"Give up yourself, and you will find your real self. Lose your life and you will save it. Submit to death, death of our whole body in the end: submit with every fiber of your being, and you will find eternal life. Keep back nothing. Nothing that you have not given away will ever be really yours. Nothing in you that has not died will ever be raised from the dead. Look for yourself, and you will find in the long run only hatred, loneliness, despair, rage, ruin, and decay. But look for Christ and you will find Him, and with Him everything else thrown in."

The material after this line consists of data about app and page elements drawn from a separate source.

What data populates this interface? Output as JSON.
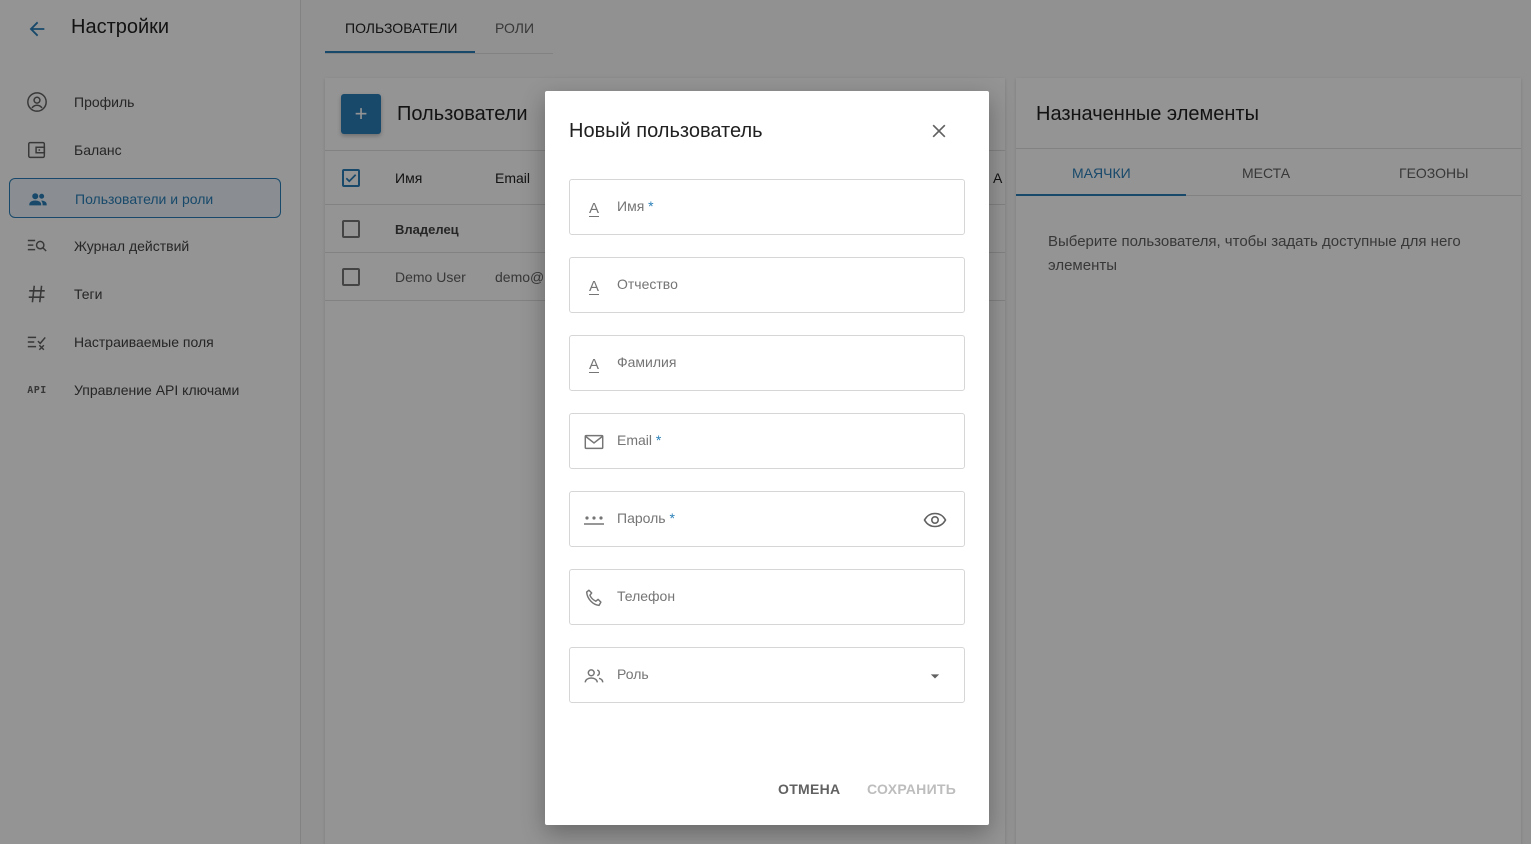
{
  "sidebar": {
    "title": "Настройки",
    "items": [
      {
        "label": "Профиль",
        "icon": "account-circle-icon"
      },
      {
        "label": "Баланс",
        "icon": "wallet-icon"
      },
      {
        "label": "Пользователи и роли",
        "icon": "users-icon",
        "active": true
      },
      {
        "label": "Журнал действий",
        "icon": "search-log-icon"
      },
      {
        "label": "Теги",
        "icon": "hash-icon"
      },
      {
        "label": "Настраиваемые поля",
        "icon": "custom-fields-icon"
      },
      {
        "label": "Управление API ключами",
        "icon": "api-icon",
        "icon_text": "API"
      }
    ]
  },
  "top_tabs": {
    "users": "ПОЛЬЗОВАТЕЛИ",
    "roles": "РОЛИ",
    "active": "users"
  },
  "users_card": {
    "add_label": "+",
    "title": "Пользователи",
    "columns": [
      "Имя",
      "Email",
      "А"
    ],
    "rows": [
      {
        "name": "Владелец",
        "email": ""
      },
      {
        "name": "Demo User",
        "email": "demo@"
      }
    ]
  },
  "assigned": {
    "title": "Назначенные элементы",
    "tabs": [
      "МАЯЧКИ",
      "МЕСТА",
      "ГЕОЗОНЫ"
    ],
    "active_tab": 0,
    "hint": "Выберите пользователя, чтобы задать доступные для него элементы"
  },
  "dialog": {
    "title": "Новый пользователь",
    "fields": {
      "first_name": {
        "label": "Имя",
        "required": "*"
      },
      "middle_name": {
        "label": "Отчество"
      },
      "last_name": {
        "label": "Фамилия"
      },
      "email": {
        "label": "Email",
        "required": "*"
      },
      "password": {
        "label": "Пароль",
        "required": "*"
      },
      "phone": {
        "label": "Телефон"
      },
      "role": {
        "label": "Роль"
      }
    },
    "cancel": "ОТМЕНА",
    "save": "СОХРАНИТЬ"
  },
  "colors": {
    "accent": "#2a7fb8",
    "overlay": "rgba(0,0,0,0.42)"
  }
}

It is a journey in one's life to learn selflessness. The journey can be made less painful if one's teachers and guides live this life of selflessness. Living in a culture of greed, avarice, and individualism usually stunts this idea of selflessness. Most people think it suspect, what if you become vulnerable, or someone takes advantage of your good nature? What then will become of a person? Do it anyway. Living is not living to our fullest potential if one only lives for self. Living for others, loving, willing the good of another at all costs, is what Christ requires. Being a Christian was not advertised as the easy road. All but one disciple was tortured and martyred for this belief. A true Christian strives towards this end. One will try, fail, try, fail, and try again. Reconciliation, spiritual directors, scriptures, classes, every sacrament, and the love of Jesus Christ will aid in living this type of existence.
Am I truly willing to go to the cross, give up myself, my life, and all that I "have" for Jesus Christ? This is the journey, even if we only get a few steps forward before we fall a few steps back it is worth the effort. There is no greater liberation than letting one's self be commended into the hands of God.
Copyright 2016 Lori Hadorn-Disselkamp
About the Author
Lori Hadorn-Disselkamp - mom of 4 teens/wife for 20+ years. Lori has been writing at her own website Faith Filled Mom. She writes about the journey of faith we live daily and the ability to recognize God. She is a retreat director at Sacred Heart Academy HS. She just earned her MA in Pastoral Ministry as well as a certification in spiritual direction.